In our second instalment in the guest blog series, we ask classic car enthusiast, Rhett Redelings why he chose the Jaguar XJ-S over other available models. Here’s what he had to say:
I was the only child of a single parent. My mother worked in the classic car business, which exposed me to many high-end collectable cars, Jaguars among them. And Jags were always a favourite in our household. But as the only child of a single parent, I was somewhat in need of a male role model and, rightly or wrongly, I looked to film and television to show me the options.
In the summer vacation of 1982, between my first and second year of high school, while most of my friends were away for the summer, one of the local stations began running Return of the Saint early every evening.
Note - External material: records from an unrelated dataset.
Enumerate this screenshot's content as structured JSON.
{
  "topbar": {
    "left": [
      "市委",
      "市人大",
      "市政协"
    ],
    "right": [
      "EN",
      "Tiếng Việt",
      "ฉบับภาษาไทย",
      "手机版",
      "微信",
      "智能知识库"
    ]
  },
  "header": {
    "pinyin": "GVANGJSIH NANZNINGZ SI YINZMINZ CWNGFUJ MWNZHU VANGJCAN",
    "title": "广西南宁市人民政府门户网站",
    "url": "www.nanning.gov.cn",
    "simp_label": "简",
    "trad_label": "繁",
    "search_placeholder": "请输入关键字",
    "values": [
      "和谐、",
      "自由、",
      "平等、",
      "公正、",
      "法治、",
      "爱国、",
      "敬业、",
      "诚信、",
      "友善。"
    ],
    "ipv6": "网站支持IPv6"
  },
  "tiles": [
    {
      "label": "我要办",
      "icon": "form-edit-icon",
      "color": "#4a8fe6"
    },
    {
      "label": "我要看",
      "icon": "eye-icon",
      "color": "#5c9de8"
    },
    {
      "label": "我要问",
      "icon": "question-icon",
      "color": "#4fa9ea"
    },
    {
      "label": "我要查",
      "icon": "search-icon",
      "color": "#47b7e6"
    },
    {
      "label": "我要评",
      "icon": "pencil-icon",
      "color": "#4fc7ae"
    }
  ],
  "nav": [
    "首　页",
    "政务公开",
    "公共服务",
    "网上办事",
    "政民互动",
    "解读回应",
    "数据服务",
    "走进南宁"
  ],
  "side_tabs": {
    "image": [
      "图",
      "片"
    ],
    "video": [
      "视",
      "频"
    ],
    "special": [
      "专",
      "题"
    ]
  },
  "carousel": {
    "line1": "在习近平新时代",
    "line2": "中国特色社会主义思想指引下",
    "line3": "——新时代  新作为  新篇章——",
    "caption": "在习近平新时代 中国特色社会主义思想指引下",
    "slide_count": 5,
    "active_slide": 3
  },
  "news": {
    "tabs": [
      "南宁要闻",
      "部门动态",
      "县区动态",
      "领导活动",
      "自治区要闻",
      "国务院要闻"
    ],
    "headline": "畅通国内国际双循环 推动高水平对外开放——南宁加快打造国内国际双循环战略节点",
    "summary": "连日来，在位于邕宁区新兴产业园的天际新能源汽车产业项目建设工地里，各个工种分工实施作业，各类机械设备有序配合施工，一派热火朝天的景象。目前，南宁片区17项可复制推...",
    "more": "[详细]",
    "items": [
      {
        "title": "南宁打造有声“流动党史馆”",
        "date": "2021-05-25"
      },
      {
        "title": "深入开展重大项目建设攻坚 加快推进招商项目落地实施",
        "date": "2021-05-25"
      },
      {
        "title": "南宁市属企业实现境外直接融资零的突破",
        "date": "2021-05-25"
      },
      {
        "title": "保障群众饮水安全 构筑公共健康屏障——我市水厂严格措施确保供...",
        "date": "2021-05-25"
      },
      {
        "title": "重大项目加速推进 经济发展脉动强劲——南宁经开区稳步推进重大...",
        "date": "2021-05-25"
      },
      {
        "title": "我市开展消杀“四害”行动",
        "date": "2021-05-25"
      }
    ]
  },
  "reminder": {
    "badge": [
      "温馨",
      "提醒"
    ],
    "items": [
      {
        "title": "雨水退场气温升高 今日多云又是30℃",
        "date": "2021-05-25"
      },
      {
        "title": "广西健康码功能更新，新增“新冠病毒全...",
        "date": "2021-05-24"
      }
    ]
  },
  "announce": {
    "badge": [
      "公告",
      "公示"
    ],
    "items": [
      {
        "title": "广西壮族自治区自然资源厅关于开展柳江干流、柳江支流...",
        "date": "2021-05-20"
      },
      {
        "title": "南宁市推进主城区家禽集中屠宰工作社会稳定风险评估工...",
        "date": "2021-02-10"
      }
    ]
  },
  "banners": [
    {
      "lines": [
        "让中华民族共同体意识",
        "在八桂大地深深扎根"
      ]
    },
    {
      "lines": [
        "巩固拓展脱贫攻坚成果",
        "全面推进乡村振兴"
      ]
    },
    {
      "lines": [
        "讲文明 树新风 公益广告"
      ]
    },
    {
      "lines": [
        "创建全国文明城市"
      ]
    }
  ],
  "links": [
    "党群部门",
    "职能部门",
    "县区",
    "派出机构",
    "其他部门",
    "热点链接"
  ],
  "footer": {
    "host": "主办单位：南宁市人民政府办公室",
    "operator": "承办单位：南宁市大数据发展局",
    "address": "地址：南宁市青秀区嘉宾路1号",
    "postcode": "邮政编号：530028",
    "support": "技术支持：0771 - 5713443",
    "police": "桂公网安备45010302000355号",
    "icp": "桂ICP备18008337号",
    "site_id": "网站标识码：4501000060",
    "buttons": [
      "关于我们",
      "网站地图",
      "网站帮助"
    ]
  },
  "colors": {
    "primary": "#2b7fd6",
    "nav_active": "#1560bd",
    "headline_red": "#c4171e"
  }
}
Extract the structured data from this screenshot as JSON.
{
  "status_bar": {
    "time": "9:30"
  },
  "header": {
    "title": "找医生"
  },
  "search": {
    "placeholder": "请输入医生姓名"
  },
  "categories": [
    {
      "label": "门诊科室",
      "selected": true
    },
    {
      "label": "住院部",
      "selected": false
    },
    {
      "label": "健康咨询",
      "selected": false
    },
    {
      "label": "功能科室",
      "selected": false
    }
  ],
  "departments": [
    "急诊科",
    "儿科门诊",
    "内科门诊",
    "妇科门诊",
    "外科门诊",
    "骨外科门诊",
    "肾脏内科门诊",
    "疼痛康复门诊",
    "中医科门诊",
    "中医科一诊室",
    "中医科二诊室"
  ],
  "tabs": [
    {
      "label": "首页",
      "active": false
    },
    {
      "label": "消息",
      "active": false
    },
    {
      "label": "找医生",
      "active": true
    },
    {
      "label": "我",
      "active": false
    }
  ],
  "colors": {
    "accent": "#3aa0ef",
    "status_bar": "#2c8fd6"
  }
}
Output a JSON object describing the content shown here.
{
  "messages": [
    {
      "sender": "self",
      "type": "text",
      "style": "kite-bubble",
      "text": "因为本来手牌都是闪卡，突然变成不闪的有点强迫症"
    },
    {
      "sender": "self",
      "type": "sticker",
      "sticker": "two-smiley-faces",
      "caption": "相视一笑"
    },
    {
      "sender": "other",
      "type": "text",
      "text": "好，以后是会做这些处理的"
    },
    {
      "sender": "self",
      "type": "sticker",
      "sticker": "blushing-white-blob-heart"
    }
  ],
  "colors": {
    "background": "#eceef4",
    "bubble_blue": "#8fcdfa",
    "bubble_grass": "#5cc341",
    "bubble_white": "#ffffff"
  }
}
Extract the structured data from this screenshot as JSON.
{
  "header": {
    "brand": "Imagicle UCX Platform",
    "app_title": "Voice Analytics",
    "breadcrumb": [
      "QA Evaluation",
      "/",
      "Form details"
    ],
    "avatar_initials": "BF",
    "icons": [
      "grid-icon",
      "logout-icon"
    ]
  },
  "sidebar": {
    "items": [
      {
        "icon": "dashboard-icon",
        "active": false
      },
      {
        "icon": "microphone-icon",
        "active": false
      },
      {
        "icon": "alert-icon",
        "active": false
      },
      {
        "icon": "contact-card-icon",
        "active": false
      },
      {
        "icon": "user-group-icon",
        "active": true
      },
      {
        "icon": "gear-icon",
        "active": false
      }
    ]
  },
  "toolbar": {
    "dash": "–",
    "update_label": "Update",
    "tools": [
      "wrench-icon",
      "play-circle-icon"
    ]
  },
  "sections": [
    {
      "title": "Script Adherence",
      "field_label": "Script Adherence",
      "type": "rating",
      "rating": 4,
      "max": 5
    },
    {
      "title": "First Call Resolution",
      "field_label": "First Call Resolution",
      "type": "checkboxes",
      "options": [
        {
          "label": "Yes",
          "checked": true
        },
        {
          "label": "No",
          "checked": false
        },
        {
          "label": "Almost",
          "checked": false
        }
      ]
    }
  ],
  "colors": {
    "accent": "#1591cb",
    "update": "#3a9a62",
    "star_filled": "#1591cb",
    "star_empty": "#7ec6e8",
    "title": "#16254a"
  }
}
Ian Ogilvy was intense and electrifying in a way Roger Moore had never seemed to me and, filmed against all those exotic Italian and French locations with his white Jaguar XJ-S, he looked every inch the man I’d hoped to become, wide open shirt and regrettable 70’s fashions be damned.
By 1982, the Jaguar XJ-S had barely made it to US shores, so my first thought when I saw one tearing across my television with a stick-man at the wheel was “What is THAT?” The XJ-S looked unlike anything else on the road (a condition which is still true, 40 years later).
Ogilvy’s Simon Templar was smooth, well mannered and sophisticated. He rarely resorted to punch-ups but, and at 15, I believed he absolutely had the ferocity to do so successfully. His car reflected the same sophistication, power and graceful restraint. It looked rich, it looked fast but it was neither gaudy like an Italian wedge of a car, nor was it big and clumsy like an American muscle car.
Nowhere is it truer that we are what we drive than in California, and the Saint’s Jaguar XJ-S looked like the car the man I hoped I’d grow up to be would someday drive.
Then Return of the Saint was gone. My friends returned from vacation, school resumed and I only ever met one other person who had seen it. It never came out on video tape, never ran in syndication again and it became kind of mythical, hugely important to me at a very formative time, but not something I could share.
Flash forward to 2013 and my wife and I are having cocktails and reminiscing about all the cars we fantasised about in our youth. Having grown up in the collector car business, I’d had a chance to drive most of my dream cars and, sadly, found most of them looked much better than they actually drove. The one exception was the Jaguar XJ-S. A quick Internet search later and purchase prices for a Jaguar XJ-S looked surprisingly, and somewhat deceptively, accessible.
Of course, there are no cheap Jaguars, nor should there be. We found an XJ-S worth saving, in white with mulberry interior, not unlike the old Return of The Saint Corgi XJ-S. But, other than a straight body and strong engine, it had little to recommend it. The car needed almost everything an XJ-S could possibly need. And I absolutely had to have it.
Rather than hire a trailer to bring it the 125-miles home, I bought a fire extinguisher and case of oil and decided to drive it home, thinking “I’ve driven cars in dodgy shape before. How bad could it be?”
When we were about halfway home, well after the sun had gone down, I hit a small pothole on the highway and the headlights went out. Thankfully, there was another pothole right behind it because that one knocked the lights back on again. A jolt of fear ran through my body, and I had the answer to my question: It could be really freaking bad, actually.
How many cars had I pushed off the road in my time? And how many cars had I seen wrecked and burned? I put my hand on the shifter and said to the car with all the solemnity a godless man could muster and whispered: “Just get me home. Take care of me and I’ll take care of you. You’ll see, we’re going to be great together.” I wasn’t praying to a god or to the heavens, I was praying to the car.
I pulled into our driveway an hour later and, with a buzz of excitement and a sigh of relief shut the car off. The next morning, I came out to the drive with a cup of coffee to review what, at that point (and for some time later), felt like my latest folly and I could not believe the drop-dead gorgeous car that was in my driveway. It was the most beautiful thing I’d ever seen on four wheels, and it was mine!
Honestly, there have been some rough points getting the car back together that have tested the strength of my convictions. If the car were not so beautiful, I probably would have given up on it. But it is beautiful and it has incredible presence. And, while the original owner cared for it somewhat indiscriminately, he did at least have the presence of mind to garage the car, so the original paint still looks fresh and the interior still smells of sweet Connolly leather and wood.
Sometimes, I’ll come out in the evenings with a glass of wine and just look at it or sit in the driver’s seat without starting the engine and enjoy just being with the car in silence.